Published: 31 October 2012



We assessed anthropometric status, breastfeeding duration, morbidity, and mortality outcomes during the first four years of life according to gestational age, in three population-based birth cohorts in the city of Pelotas, Southern Brazil.


Total breastfeeding duration, neonatal mortality, infant morbidity and mortality, and anthropometric measures taken at 12 and 48 months were evaluated in children of different gestational ages born in 1982, 1993 and 2004 in Southern Brazil.


Babies born <34 weeks of gestation and those born between 34–36 weeks presented increased morbidity and mortality, were breastfed for shorter periods, and were more likely to be undernourished at 12 months of life, in comparison with the 39–41 weeks group.

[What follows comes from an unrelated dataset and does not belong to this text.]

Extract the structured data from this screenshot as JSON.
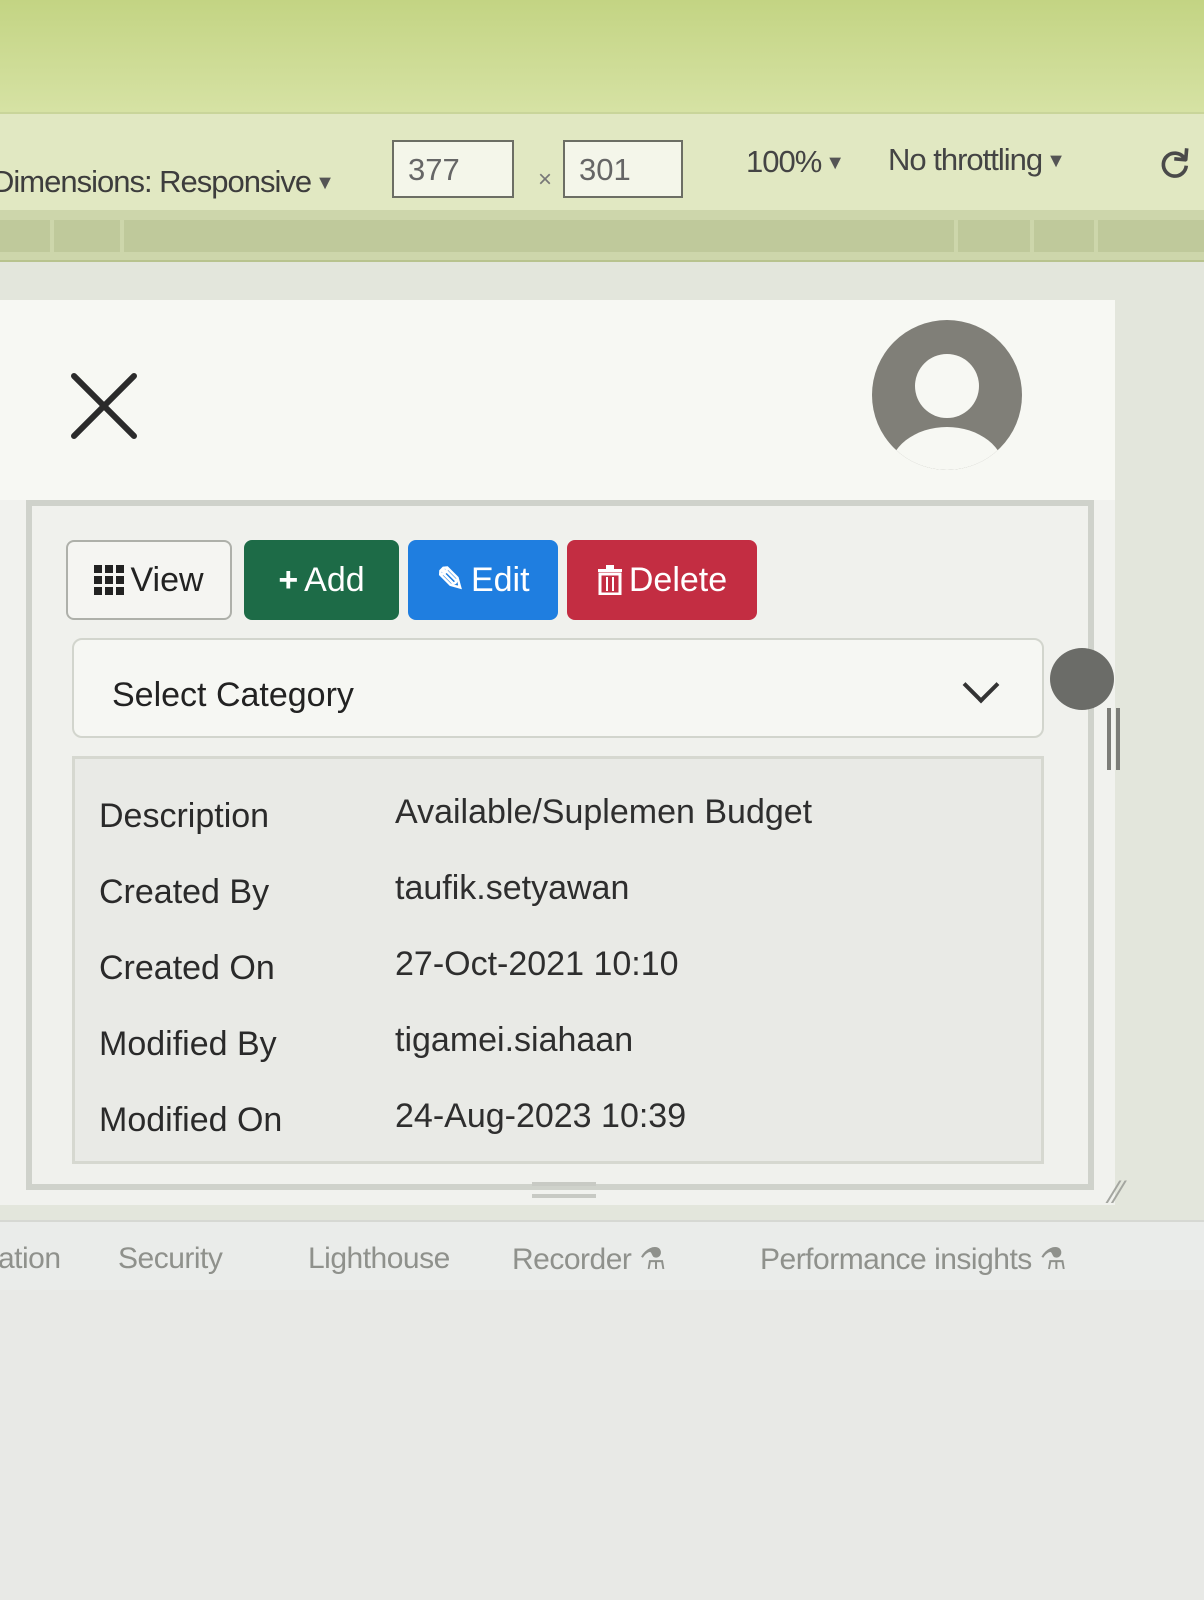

Children born with 37 weeks were more than twice as likely to die in the first year of life, and were also at increased risk of hospitalization and underweight at 12 months of life. Post-term infants presented an increased risk of neonatal mortality.


The increased risks of morbidity and mortality among preterm (<37 weeks of gestation) and post-term (>41 weeks) are well known. In our population babies born at 37 also present increased risk. As the proportion of preterm and early term babies has increased markedly in recent years, this is a cause for great concern.

Gestational age; Preterm births; Early term births; Post-term births; Infant mortality; Neonatal mortality